All The Money in The World
All the Money in the World arrives in theaters with a load of backstory behind it. Ridley Scott’s take on the kidnapping of J. Paul Getty’s grandson is now notorious for originally casting Kevin Spacey as Getty until Spacey’s sexual assault charges came to light, prompting Scott and the filmmakers to re-shoot his entire role with Christopher Plummer as Getty. Word from Scott is that he wanted Plummer all along, but the studio (Tri-Star) suggested Spacey to attach someone more appealing at the box office. The result is a resounding improvement, based on what I’ve seen of Spacey’s performance in the trailers. Plummer dominates not only his scenes, but he casts a powerful presence over the entire story.

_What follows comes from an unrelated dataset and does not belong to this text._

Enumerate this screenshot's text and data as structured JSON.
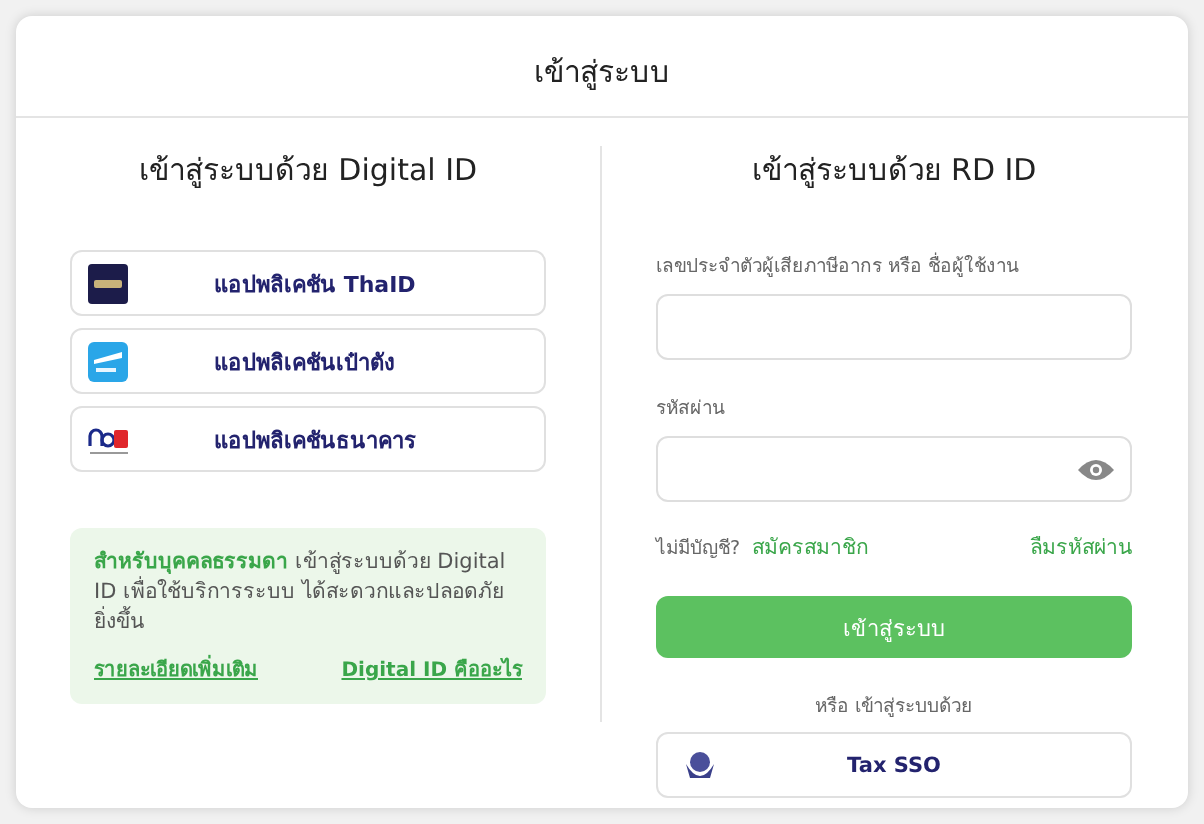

Getty’s grandson is also named J. Paul Getty (the third). It’s clear the Getty name means everything to the elder Getty, to where Abigail Getty, wife to Paul the second is pretty much disowned once she divorces out of the family. This becomes problematic when Gail’s son is kidnapped and her richer-then-possibly-imaginable former father-in-law won’t fork over the $17 million ransom to save him from his captors.
Michelle Williams gives another in a career of fantastic performances as Abigail, met with struggle on all sides of her attempt to save her son. Her mix of cunning and desperation is always thrilling to watch. She is helped by Mark Wahlberg’s Fletcher Chase, a fixer who handles situations for Getty but has growing sympathy for Abigail. Wahlberg looks great here, but is undone a bit by his lines passing through the standard Mark Wahlberg line delivery #1 machine – high-pitched and breathy with a hint of wonder. You know the tone I mean.
I’m so glad I didn’t have to wade through a Spacey performance bogged down by distracting makeup. Plummer is 88 years old, and with his well-worn scowl and high-end wardrobe, he’s already an imposing presence. Unlike the footage of Spacey I’ve seen (and it’s still out there on YouTube), Plummer is more in ownership of his rich prick demeanor, whereas it looked as if Spacey would be “putting it on”, acting the part as opposed to being it. There’s a simplicity to Plummer’s performance that’s shocking, as Getty makes awful decisions that negatively affect his grandson and daughter-in-law without internal struggle over the hurt he’s causing. He’s a shallow, petulant billionaire and a perfect villain for our times.
The tale of Getty III’s kidnapping is full of excitement, yet Ridley Scott unfolds it at a judicial pace, often jumping back in time to fill us in on backstory that will inform later scenes. There are twists and turns and stakes get raised as the kidnappers get more frustrated (including one stomach-turning moment involving the postal service…). Did all these moments happen? Like, did Abigail accompany the police who make an early guns-a-blazing raid on a potential kidnapper hideout? Probably not, doesn’t seem safe, but who cares! If they’ve added some fun stuff to boost the tension, mission accomplished. I’m sure there’s a documentary out there about all this if you want facts. Here, just when the characters get comfortable, either the kidnappers, Getty, Getty III or something out of nowhere give a jolt to the story to mix things up. I only wish the climax was as arresting as other parts of the movie. The story is wrapped up satisfactorily, but not with the BANG the film’s suspense called for up until then. Also, the kidnappers are rather faceless, except for an 11th hour real mafia-type and a kind, gentle criminal who does most of the communicating with Abigail.
Production throughout is top-notch, as you’d expect from Ridley Scott. Production Designer Arthur Max, who has worked with Scott since the ‘90s, builds a Xanadu-esque fortress in the Getty mansion. Dariusz Wolski has shot the last five Scott films and captures the long-time look established by the great director of grand visuals, impressive locations and potent mood (the mood a lot here, describing both the dark Getty mansion and the wavering belief that J. Paul Getty III will be alive by film’s end is…murky).
Let’s re-shoot some other films from this year and re-release them to see what kind of improvement we can get! I’d like to see Fist Fight with Michael Cera instead of Charlie Day, maybe we get some levels there? Or how about Valerian and the City of a Thousand Planets with Chris Pratt and Zoe Saldana as lead actors who’d be invested more? This could get interesting…
Directed by: Ridley Scott
Release Date: December 25, 2017
Run Time: 132 Minutes
Distributor: STX/Tri-Star Pictures